[Data records for software interfaces]
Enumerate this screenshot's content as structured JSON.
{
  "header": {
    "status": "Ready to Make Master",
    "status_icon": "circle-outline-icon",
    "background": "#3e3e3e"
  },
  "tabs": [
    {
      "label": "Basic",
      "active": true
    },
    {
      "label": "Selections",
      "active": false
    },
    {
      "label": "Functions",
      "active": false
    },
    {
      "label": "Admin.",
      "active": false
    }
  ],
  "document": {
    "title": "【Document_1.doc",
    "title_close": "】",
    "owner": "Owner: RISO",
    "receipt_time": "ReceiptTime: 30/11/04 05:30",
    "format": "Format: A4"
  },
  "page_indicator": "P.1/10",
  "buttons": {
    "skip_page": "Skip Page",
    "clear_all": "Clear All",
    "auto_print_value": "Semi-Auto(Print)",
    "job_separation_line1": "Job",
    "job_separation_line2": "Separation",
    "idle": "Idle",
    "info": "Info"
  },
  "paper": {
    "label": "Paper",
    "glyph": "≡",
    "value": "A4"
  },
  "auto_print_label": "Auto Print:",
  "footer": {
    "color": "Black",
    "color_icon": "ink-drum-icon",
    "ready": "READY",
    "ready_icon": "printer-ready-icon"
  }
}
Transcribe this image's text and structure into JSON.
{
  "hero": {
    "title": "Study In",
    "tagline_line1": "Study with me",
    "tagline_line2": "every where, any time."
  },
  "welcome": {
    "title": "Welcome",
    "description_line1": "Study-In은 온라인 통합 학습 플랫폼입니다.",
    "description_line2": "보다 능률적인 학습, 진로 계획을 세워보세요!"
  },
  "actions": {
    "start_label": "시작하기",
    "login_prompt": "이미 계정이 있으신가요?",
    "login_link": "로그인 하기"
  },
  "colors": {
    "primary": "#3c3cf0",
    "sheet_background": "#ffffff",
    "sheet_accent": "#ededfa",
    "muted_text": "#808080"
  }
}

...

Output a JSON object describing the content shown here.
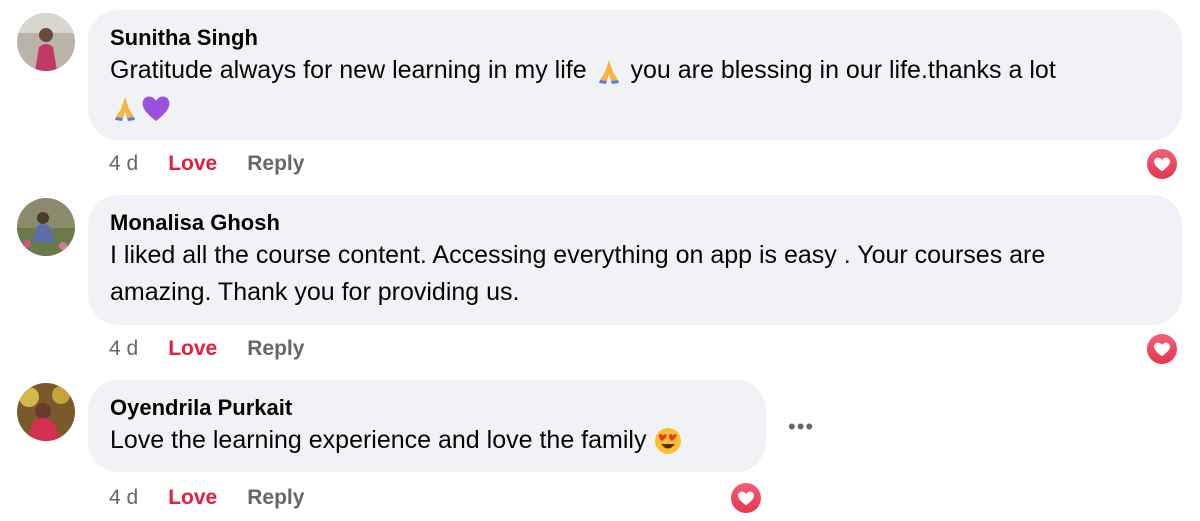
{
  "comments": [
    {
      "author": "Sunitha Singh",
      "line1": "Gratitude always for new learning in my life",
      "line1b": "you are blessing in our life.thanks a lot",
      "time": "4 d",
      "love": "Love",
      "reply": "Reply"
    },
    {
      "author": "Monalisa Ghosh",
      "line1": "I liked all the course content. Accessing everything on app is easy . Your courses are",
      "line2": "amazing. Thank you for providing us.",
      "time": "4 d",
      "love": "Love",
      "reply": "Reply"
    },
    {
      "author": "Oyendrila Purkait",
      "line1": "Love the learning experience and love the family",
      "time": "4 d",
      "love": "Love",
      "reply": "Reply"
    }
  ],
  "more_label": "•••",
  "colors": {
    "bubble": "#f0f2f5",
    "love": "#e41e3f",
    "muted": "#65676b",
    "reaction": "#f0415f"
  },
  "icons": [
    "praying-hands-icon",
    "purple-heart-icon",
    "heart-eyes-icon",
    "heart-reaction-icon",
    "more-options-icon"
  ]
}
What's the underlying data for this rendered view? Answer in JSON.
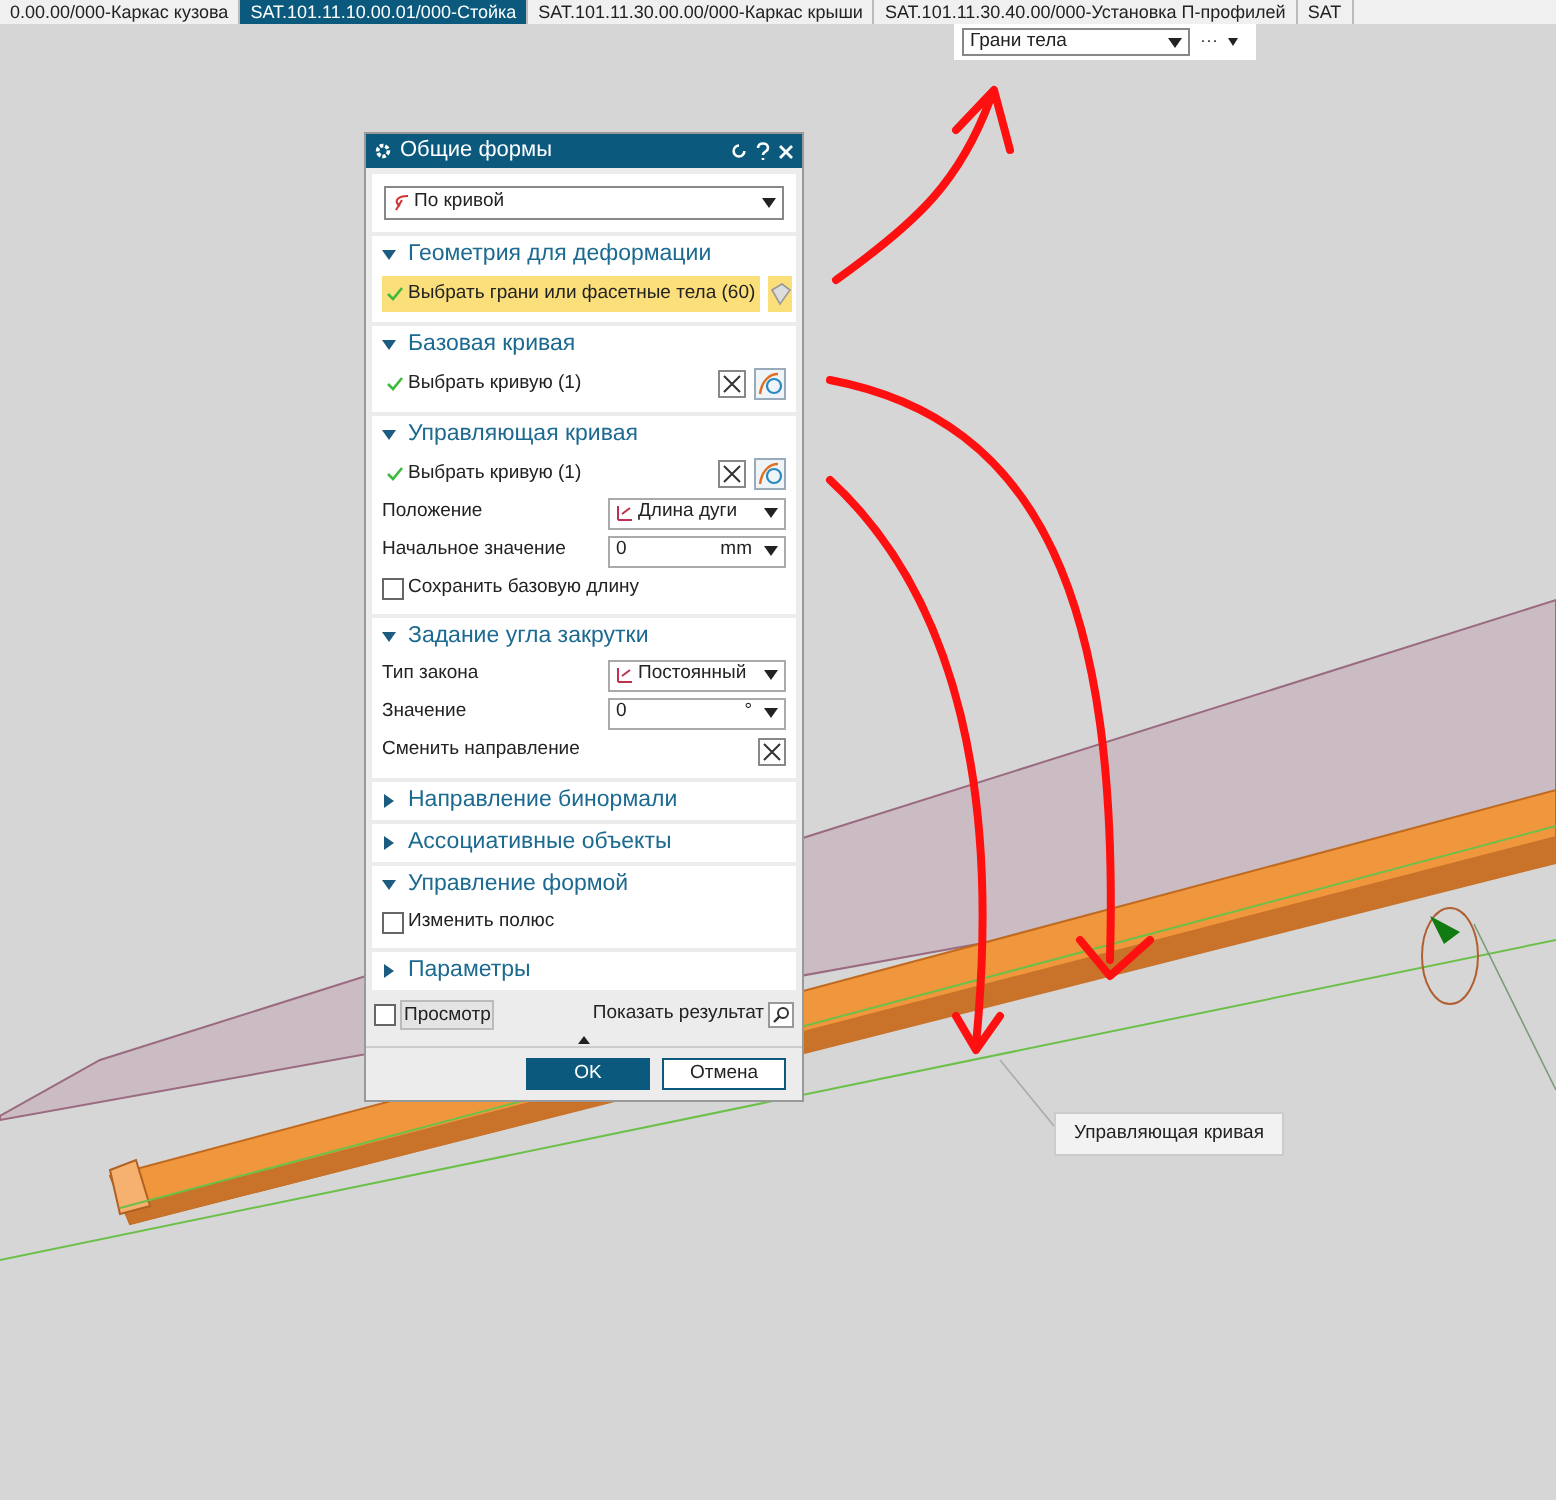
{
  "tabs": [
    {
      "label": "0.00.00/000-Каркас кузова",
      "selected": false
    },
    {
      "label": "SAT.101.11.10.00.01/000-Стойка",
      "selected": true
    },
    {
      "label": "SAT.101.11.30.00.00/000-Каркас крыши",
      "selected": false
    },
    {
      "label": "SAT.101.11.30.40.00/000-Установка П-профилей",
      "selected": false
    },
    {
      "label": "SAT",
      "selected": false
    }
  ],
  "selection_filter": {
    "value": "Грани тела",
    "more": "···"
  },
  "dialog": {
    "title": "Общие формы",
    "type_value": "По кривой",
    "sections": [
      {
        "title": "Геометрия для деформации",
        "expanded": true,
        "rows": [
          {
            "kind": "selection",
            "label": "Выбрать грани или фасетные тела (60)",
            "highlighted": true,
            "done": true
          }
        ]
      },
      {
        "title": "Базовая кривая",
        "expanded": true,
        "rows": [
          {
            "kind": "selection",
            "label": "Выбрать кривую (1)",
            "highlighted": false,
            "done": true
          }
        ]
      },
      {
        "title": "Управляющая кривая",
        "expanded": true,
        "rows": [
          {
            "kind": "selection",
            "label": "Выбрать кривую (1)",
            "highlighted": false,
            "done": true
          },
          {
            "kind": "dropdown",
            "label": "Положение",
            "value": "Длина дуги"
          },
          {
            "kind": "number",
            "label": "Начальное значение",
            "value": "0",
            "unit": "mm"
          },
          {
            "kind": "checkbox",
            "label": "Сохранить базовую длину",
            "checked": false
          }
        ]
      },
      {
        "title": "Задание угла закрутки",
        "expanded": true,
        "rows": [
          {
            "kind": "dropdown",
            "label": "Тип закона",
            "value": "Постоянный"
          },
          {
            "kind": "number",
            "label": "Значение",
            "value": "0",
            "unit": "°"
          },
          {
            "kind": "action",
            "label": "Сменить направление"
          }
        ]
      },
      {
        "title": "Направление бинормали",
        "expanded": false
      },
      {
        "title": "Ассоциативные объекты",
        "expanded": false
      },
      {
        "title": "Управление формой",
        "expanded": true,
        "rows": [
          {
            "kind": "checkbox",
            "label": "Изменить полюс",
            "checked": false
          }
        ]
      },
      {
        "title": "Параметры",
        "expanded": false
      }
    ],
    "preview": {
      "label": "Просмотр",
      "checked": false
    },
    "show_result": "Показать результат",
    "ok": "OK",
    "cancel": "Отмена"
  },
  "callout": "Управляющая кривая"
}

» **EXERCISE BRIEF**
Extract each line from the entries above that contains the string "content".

» **THE COMPLETED TASK**
Enumerate this screenshot's content as structured JSON.
Output a JSON object describing the content shown here.
      "line1": "I liked all the course content. Accessing everything on app is easy . Your courses are",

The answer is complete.